The next time you’re at a swanky function at the US embassy, you might want to keep track of your wine glass. At least, if the latest tranche of leaked documents from the US government is any indication: diplomats and other officials have apparently received instruction to collect biometric data—including DNA samples—from major players in certain countries.
The instructions were contained in the thousands of diplomatic cables uncovered through WikiLeaks, a non-profit website devoted to
embarrassing the US government publishing classified information on the web.
The Guardian first reported the DNA instructions, which were not issued world-wide. The instruction appeared in a diplomatic cable to US embassies in the sub-Saharan African countries of Burundi, Rwanda, and the Democratic Republic of the Congo. As part of intelligence gathering operations, embassy officials were asked to gather “email addresses, telephone and fax numbers, fingerprints, facial images, DNA, and iris scans” of prominent political, social and business figures inside the countries. Separate cables call for gathering of biometric information about key Palestinian officials and rebel leaders in Sudan.
Not all the data gathering is to come frome troubled regions, however. Another directive called for gathering “biometric information” as well as biographic information about the Directors General of the World Health Organisation and the International Atomic Energy Agency, the head of UNAIDS and the head of the Pan American Health Organisation, as well as numerous UN diplomats.
Of course “biometric information” could mean a lot of things, including a picture, but it nevertheless shows the US’s clear interest in gathering more data on the people they talk to. Certainly the Pentagon has been hard at work taking iris scans of Afghani and Iraqi nationals for security purposes.

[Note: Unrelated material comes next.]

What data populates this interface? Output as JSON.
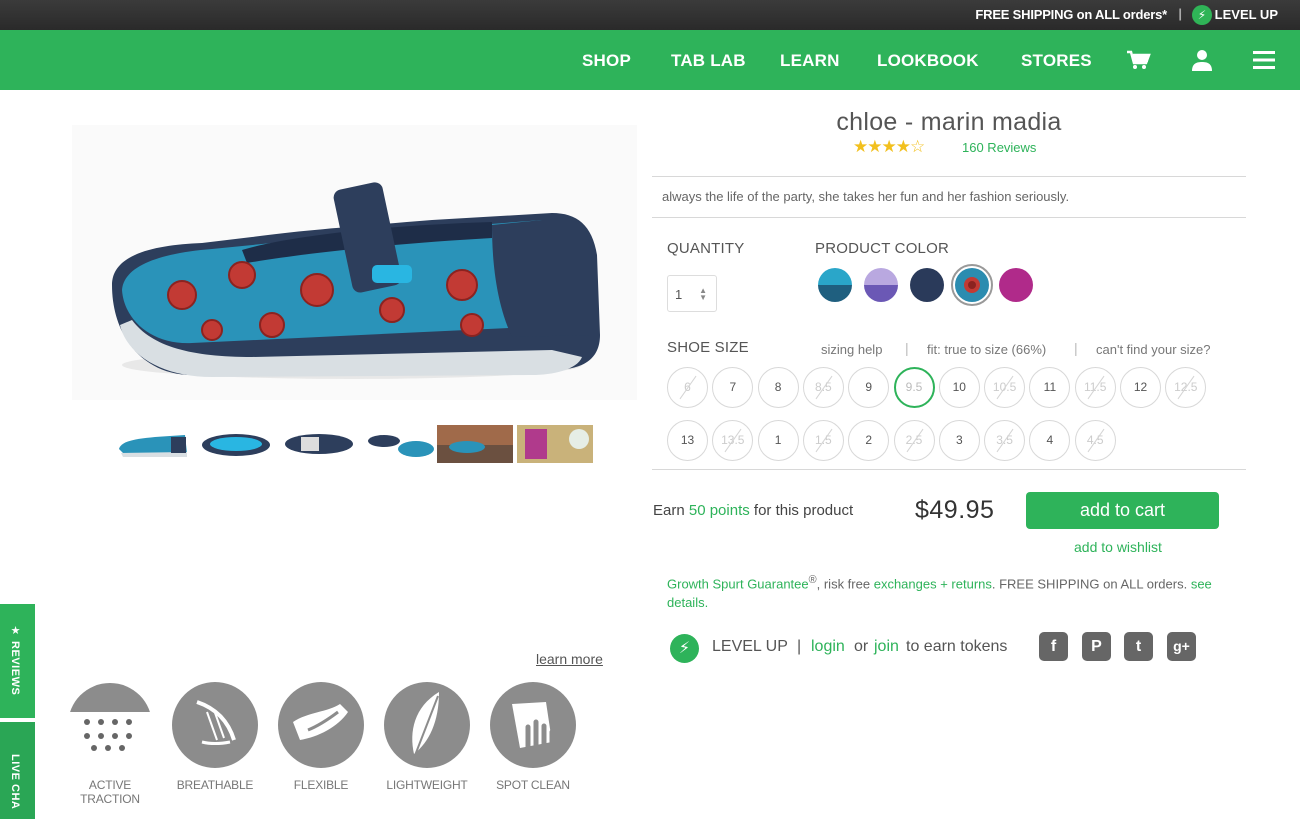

Wired’s blog Danger Room has a nice summary of the state of affairs which is worth reading.
One questions the cables don’t answer: Where is all this biometric information actually going?
Credit: US State Department